Visualization

Visualization meditation is considered one of the more advanced meditation techniques for stress, as it incorporates your imagination into the process. Simply put, visualization is imagining things to produce specific results. This technique can be practiced alone or in a group setting with a guide. For instance, if your goal is to relax, you might imagine enjoying a quiet day at the beach. Imagine the setting in detail, and use all of your five senses. (i.e., feel the warm breeze on your face, hear the seagulls calling in the sky, see the sunlight twinkling on the water). Bringing a certain scene to life in your mind makes it a more convincing experience. Here’s a snapshot of how you can learn to practice visualization:

  1. Imagine or remember an image or scene. Go into your mind and remember or build the image.
  2. Closely examine the image in your mind. Scour the image or analyze it in very fine detail. Don’t leave out anything.
  3. See and hold this image. Using the power of your mind, try as hard as you can to sustain this image with complete clarity.

Each step in visualization should be supported by the step before it. In other words, if it becomes difficult to hold the image in your mind (Step 3), go back to Step 2 (closely examining the image). With practice and patience, your ability to perform visualization meditation will become stronger and stronger, until you’re able to recall your image (or images) at any time.

Is Meditation for Everyone?

mand meditating on bench

Meditation doesn’t come free of challenges. It’s a skill that, like anything worthwhile, takes time and practice. Meditation isn’t about controlling or quieting the mind. It’s about being more at ease with your mind. Beginners should get into a good routine and avoid meditating before bed. It’s normal and okay for your mind to wander. Just try to bring your attention back to your breathing. If a certain technique isn’t working, don’t force it.

Whether it’s walking outside, sitting in a lotus position or listening to music, there are many ways to meditate and explore the mind. In other words, there is no one-size-fits-all when it comes to meditation techniques for stress. While mindful meditation, for example, is one way to step away from our jumbled and cluttered minds, it isn’t the only way. Flexibility is key. For instance, if you don’t have time to stop and sit down for 20 minutes, try mindfully eating an apple. Lose yourself in the color, taste and texture of the fruit.
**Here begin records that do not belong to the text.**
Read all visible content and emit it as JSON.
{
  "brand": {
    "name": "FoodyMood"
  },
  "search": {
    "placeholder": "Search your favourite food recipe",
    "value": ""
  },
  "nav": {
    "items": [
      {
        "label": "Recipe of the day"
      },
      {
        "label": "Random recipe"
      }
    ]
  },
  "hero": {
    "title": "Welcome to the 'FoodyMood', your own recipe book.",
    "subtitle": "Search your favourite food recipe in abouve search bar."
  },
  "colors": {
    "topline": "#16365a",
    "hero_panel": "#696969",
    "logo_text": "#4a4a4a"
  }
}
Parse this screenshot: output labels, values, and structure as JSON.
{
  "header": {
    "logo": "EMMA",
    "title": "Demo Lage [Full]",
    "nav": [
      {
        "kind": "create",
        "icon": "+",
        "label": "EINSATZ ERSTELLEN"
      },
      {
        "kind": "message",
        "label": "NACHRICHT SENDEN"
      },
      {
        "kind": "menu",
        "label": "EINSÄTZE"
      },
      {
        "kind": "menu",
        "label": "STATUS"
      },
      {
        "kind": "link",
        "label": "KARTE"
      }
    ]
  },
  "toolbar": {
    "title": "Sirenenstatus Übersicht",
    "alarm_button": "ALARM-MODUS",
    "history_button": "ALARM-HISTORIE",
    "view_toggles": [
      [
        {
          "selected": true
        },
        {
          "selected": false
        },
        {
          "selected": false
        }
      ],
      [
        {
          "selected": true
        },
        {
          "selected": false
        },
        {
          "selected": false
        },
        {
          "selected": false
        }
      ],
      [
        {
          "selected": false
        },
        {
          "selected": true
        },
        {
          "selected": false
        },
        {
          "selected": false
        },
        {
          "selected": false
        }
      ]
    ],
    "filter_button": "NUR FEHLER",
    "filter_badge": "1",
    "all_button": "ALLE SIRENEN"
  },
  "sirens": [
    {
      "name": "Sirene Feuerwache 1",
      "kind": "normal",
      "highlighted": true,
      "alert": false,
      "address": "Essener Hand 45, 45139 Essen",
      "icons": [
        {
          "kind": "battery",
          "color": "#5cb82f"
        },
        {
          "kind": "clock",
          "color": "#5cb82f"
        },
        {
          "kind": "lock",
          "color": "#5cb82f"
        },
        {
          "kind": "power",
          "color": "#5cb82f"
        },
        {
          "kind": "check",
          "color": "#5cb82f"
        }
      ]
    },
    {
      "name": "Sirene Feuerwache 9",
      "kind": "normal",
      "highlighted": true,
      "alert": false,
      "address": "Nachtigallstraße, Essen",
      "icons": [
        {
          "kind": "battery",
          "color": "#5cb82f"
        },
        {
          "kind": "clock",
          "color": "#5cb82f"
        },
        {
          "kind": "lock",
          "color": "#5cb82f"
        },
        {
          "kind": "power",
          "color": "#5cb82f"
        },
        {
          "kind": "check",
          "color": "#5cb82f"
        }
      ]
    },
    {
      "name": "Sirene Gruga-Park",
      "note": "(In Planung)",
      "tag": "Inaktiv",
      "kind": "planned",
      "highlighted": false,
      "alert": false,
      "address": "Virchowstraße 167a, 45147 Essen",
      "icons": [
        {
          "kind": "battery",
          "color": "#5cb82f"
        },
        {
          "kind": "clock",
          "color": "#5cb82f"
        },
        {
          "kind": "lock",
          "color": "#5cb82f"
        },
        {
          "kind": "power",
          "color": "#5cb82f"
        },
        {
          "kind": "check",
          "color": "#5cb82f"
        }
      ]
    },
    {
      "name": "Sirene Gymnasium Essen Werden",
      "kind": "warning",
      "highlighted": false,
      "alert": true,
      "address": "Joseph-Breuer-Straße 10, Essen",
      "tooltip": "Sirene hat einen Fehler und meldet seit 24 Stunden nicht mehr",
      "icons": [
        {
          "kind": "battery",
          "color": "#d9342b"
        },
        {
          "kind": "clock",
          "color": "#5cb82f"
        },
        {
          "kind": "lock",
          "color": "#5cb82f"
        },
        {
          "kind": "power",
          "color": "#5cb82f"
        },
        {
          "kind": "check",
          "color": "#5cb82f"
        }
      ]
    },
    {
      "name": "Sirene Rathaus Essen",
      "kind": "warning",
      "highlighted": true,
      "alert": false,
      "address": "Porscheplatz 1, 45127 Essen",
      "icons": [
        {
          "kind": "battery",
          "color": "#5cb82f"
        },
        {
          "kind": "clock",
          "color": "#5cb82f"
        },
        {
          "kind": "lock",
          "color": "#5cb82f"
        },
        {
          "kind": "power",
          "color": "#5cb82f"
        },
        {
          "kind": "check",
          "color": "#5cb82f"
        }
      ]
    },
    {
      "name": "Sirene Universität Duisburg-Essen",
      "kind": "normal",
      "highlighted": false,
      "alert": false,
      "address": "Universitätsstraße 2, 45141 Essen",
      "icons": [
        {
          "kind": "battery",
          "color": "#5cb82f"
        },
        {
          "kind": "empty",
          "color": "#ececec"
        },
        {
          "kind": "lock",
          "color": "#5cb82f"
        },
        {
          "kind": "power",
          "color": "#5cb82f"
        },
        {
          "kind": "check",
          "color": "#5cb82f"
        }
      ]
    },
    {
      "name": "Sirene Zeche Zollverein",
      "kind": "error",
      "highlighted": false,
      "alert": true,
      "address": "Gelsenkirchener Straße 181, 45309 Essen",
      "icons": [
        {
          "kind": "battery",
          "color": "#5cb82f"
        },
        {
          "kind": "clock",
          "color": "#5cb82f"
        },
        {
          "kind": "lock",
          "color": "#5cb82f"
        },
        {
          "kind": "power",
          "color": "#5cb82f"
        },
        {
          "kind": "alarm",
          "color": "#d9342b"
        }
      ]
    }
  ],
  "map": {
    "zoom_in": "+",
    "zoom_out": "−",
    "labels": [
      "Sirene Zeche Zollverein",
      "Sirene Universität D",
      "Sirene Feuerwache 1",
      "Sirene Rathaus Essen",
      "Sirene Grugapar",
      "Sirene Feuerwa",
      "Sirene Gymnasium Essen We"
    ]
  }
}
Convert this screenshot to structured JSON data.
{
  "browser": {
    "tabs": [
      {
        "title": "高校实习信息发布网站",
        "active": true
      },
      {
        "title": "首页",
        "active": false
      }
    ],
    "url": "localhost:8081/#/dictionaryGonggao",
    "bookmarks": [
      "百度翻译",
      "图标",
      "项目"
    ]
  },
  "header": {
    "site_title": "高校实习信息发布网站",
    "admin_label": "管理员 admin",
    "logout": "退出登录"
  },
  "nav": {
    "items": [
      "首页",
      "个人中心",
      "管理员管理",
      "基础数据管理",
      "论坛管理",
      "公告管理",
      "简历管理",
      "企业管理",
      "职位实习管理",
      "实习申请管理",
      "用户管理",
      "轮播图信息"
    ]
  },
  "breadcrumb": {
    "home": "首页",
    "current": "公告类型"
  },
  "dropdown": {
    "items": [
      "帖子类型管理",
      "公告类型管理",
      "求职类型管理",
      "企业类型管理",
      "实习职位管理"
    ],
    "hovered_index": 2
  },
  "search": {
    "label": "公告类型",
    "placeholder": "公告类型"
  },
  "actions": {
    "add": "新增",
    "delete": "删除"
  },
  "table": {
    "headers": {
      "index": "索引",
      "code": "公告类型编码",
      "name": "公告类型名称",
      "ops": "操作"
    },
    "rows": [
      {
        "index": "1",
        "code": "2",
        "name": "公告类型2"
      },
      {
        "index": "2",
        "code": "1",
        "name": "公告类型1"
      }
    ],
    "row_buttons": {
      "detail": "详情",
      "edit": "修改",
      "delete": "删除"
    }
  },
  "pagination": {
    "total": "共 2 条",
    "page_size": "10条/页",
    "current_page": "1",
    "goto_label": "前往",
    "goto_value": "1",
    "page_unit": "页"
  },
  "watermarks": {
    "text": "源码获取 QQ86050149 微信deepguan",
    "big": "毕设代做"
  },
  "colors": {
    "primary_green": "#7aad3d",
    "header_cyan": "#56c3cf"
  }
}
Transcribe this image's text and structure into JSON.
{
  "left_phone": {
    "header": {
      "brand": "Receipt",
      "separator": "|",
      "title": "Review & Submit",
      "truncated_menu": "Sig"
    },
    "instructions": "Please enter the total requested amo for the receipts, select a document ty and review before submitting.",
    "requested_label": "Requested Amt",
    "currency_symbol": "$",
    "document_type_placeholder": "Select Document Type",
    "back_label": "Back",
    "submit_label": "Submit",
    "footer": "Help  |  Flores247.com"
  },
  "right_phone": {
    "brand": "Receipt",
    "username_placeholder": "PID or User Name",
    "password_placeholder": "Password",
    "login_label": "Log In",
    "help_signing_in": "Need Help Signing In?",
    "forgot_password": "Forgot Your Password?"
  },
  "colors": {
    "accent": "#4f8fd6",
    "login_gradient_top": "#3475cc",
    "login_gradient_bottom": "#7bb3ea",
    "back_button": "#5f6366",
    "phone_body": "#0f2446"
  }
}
If you’re hoping meditation will cure all of your problems, you will likely wind up feeling disappointed. When you start to meditate regularly, it’s possible that suppressed emotions could come to the surface and be too upsetting. Meditation should never be used as an alternative to seeking help from a medical professional or receiving behavioral therapy.